*** Input material ***

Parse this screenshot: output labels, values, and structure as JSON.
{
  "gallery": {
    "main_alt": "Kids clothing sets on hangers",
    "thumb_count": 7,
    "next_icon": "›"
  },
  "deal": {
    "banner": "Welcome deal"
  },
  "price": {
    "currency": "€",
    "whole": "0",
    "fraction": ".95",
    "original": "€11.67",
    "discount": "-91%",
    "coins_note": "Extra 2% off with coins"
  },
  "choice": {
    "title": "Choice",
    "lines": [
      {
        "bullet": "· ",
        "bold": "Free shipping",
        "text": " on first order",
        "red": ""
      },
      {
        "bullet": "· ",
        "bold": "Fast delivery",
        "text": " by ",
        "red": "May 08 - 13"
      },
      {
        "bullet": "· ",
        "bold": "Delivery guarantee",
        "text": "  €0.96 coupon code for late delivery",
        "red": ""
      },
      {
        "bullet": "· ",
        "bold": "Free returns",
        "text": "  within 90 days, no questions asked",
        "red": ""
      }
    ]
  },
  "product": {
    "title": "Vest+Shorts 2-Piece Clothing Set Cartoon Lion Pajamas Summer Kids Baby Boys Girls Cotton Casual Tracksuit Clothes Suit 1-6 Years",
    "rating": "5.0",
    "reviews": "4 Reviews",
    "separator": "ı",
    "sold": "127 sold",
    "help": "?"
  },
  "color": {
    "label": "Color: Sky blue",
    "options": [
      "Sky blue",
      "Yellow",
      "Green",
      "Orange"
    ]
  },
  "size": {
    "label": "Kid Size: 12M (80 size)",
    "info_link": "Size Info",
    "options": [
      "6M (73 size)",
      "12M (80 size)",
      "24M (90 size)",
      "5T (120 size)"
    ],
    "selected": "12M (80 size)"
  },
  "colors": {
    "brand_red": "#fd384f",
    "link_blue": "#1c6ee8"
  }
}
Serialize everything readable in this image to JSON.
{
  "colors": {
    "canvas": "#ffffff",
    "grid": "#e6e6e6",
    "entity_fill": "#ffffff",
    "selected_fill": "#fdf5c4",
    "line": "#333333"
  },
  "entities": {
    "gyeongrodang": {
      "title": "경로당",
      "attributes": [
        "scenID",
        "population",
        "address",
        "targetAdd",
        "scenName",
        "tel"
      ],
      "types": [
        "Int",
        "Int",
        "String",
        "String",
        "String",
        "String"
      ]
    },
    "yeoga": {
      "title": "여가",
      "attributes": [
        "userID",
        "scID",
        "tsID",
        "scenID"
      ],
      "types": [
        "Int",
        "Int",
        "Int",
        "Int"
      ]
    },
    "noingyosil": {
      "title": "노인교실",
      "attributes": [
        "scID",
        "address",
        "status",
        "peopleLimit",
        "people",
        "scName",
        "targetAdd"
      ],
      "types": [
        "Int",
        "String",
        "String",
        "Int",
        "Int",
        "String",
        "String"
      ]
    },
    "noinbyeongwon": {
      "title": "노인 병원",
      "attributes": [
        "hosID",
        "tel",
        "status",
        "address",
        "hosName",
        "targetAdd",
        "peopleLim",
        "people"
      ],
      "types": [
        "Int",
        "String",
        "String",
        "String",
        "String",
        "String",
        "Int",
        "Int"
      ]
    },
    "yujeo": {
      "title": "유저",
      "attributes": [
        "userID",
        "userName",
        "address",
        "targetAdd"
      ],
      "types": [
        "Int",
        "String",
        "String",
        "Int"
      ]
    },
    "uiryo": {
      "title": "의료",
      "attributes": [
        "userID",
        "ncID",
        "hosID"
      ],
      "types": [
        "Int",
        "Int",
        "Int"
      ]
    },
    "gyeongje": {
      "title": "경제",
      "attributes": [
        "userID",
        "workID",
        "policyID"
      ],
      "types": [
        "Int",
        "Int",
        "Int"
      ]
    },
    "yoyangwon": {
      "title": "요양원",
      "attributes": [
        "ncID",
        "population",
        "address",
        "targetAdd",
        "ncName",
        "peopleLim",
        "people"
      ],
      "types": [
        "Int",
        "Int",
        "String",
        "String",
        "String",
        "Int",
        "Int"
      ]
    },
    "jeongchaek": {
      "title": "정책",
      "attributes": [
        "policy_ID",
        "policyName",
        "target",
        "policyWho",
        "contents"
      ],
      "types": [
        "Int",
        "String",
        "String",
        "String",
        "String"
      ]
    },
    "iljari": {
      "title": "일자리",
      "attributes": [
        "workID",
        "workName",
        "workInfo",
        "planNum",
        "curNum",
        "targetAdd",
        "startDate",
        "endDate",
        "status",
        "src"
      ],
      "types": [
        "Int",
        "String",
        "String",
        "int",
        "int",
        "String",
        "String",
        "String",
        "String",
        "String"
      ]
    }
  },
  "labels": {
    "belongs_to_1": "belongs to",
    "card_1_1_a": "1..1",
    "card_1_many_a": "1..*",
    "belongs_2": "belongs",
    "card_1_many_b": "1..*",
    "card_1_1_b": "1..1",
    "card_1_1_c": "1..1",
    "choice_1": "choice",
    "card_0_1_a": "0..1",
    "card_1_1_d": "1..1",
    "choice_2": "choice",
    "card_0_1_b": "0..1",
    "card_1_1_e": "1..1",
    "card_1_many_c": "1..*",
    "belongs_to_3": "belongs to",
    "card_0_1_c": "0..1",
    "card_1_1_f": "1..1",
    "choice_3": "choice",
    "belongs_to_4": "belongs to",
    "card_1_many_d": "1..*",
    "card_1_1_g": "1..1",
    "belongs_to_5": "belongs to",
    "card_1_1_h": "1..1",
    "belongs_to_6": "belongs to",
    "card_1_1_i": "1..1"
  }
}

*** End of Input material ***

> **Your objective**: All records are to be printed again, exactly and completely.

> **Response area**:
Parse this screenshot: output labels, values, and structure as JSON.
{
  "gallery": {
    "main_alt": "Kids clothing sets on hangers",
    "thumb_count": 7,
    "next_icon": "›"
  },
  "deal": {
    "banner": "Welcome deal"
  },
  "price": {
    "currency": "€",
    "whole": "0",
    "fraction": ".95",
    "original": "€11.67",
    "discount": "-91%",
    "coins_note": "Extra 2% off with coins"
  },
  "choice": {
    "title": "Choice",
    "lines": [
      {
        "bullet": "· ",
        "bold": "Free shipping",
        "text": " on first order",
        "red": ""
      },
      {
        "bullet": "· ",
        "bold": "Fast delivery",
        "text": " by ",
        "red": "May 08 - 13"
      },
      {
        "bullet": "· ",
        "bold": "Delivery guarantee",
        "text": "  €0.96 coupon code for late delivery",
        "red": ""
      },
      {
        "bullet": "· ",
        "bold": "Free returns",
        "text": "  within 90 days, no questions asked",
        "red": ""
      }
    ]
  },
  "product": {
    "title": "Vest+Shorts 2-Piece Clothing Set Cartoon Lion Pajamas Summer Kids Baby Boys Girls Cotton Casual Tracksuit Clothes Suit 1-6 Years",
    "rating": "5.0",
    "reviews": "4 Reviews",
    "separator": "ı",
    "sold": "127 sold",
    "help": "?"
  },
  "color": {
    "label": "Color: Sky blue",
    "options": [
      "Sky blue",
      "Yellow",
      "Green",
      "Orange"
    ]
  },
  "size": {
    "label": "Kid Size: 12M (80 size)",
    "info_link": "Size Info",
    "options": [
      "6M (73 size)",
      "12M (80 size)",
      "24M (90 size)",
      "5T (120 size)"
    ],
    "selected": "12M (80 size)"
  },
  "colors": {
    "brand_red": "#fd384f",
    "link_blue": "#1c6ee8"
  }
}
Serialize everything readable in this image to JSON.
{
  "colors": {
    "canvas": "#ffffff",
    "grid": "#e6e6e6",
    "entity_fill": "#ffffff",
    "selected_fill": "#fdf5c4",
    "line": "#333333"
  },
  "entities": {
    "gyeongrodang": {
      "title": "경로당",
      "attributes": [
        "scenID",
        "population",
        "address",
        "targetAdd",
        "scenName",
        "tel"
      ],
      "types": [
        "Int",
        "Int",
        "String",
        "String",
        "String",
        "String"
      ]
    },
    "yeoga": {
      "title": "여가",
      "attributes": [
        "userID",
        "scID",
        "tsID",
        "scenID"
      ],
      "types": [
        "Int",
        "Int",
        "Int",
        "Int"
      ]
    },
    "noingyosil": {
      "title": "노인교실",
      "attributes": [
        "scID",
        "address",
        "status",
        "peopleLimit",
        "people",
        "scName",
        "targetAdd"
      ],
      "types": [
        "Int",
        "String",
        "String",
        "Int",
        "Int",
        "String",
        "String"
      ]
    },
    "noinbyeongwon": {
      "title": "노인 병원",
      "attributes": [
        "hosID",
        "tel",
        "status",
        "address",
        "hosName",
        "targetAdd",
        "peopleLim",
        "people"
      ],
      "types": [
        "Int",
        "String",
        "String",
        "String",
        "String",
        "String",
        "Int",
        "Int"
      ]
    },
    "yujeo": {
      "title": "유저",
      "attributes": [
        "userID",
        "userName",
        "address",
        "targetAdd"
      ],
      "types": [
        "Int",
        "String",
        "String",
        "Int"
      ]
    },
    "uiryo": {
      "title": "의료",
      "attributes": [
        "userID",
        "ncID",
        "hosID"
      ],
      "types": [
        "Int",
        "Int",
        "Int"
      ]
    },
    "gyeongje": {
      "title": "경제",
      "attributes": [
        "userID",
        "workID",
        "policyID"
      ],
      "types": [
        "Int",
        "Int",
        "Int"
      ]
    },
    "yoyangwon": {
      "title": "요양원",
      "attributes": [
        "ncID",
        "population",
        "address",
        "targetAdd",
        "ncName",
        "peopleLim",
        "people"
      ],
      "types": [
        "Int",
        "Int",
        "String",
        "String",
        "String",
        "Int",
        "Int"
      ]
    },
    "jeongchaek": {
      "title": "정책",
      "attributes": [
        "policy_ID",
        "policyName",
        "target",
        "policyWho",
        "contents"
      ],
      "types": [
        "Int",
        "String",
        "String",
        "String",
        "String"
      ]
    },
    "iljari": {
      "title": "일자리",
      "attributes": [
        "workID",
        "workName",
        "workInfo",
        "planNum",
        "curNum",
        "targetAdd",
        "startDate",
        "endDate",
        "status",
        "src"
      ],
      "types": [
        "Int",
        "String",
        "String",
        "int",
        "int",
        "String",
        "String",
        "String",
        "String",
        "String"
      ]
    }
  },
  "labels": {
    "belongs_to_1": "belongs to",
    "card_1_1_a": "1..1",
    "card_1_many_a": "1..*",
    "belongs_2": "belongs",
    "card_1_many_b": "1..*",
    "card_1_1_b": "1..1",
    "card_1_1_c": "1..1",
    "choice_1": "choice",
    "card_0_1_a": "0..1",
    "card_1_1_d": "1..1",
    "choice_2": "choice",
    "card_0_1_b": "0..1",
    "card_1_1_e": "1..1",
    "card_1_many_c": "1..*",
    "belongs_to_3": "belongs to",
    "card_0_1_c": "0..1",
    "card_1_1_f": "1..1",
    "choice_3": "choice",
    "belongs_to_4": "belongs to",
    "card_1_many_d": "1..*",
    "card_1_1_g": "1..1",
    "belongs_to_5": "belongs to",
    "card_1_1_h": "1..1",
    "belongs_to_6": "belongs to",
    "card_1_1_i": "1..1"
  }
}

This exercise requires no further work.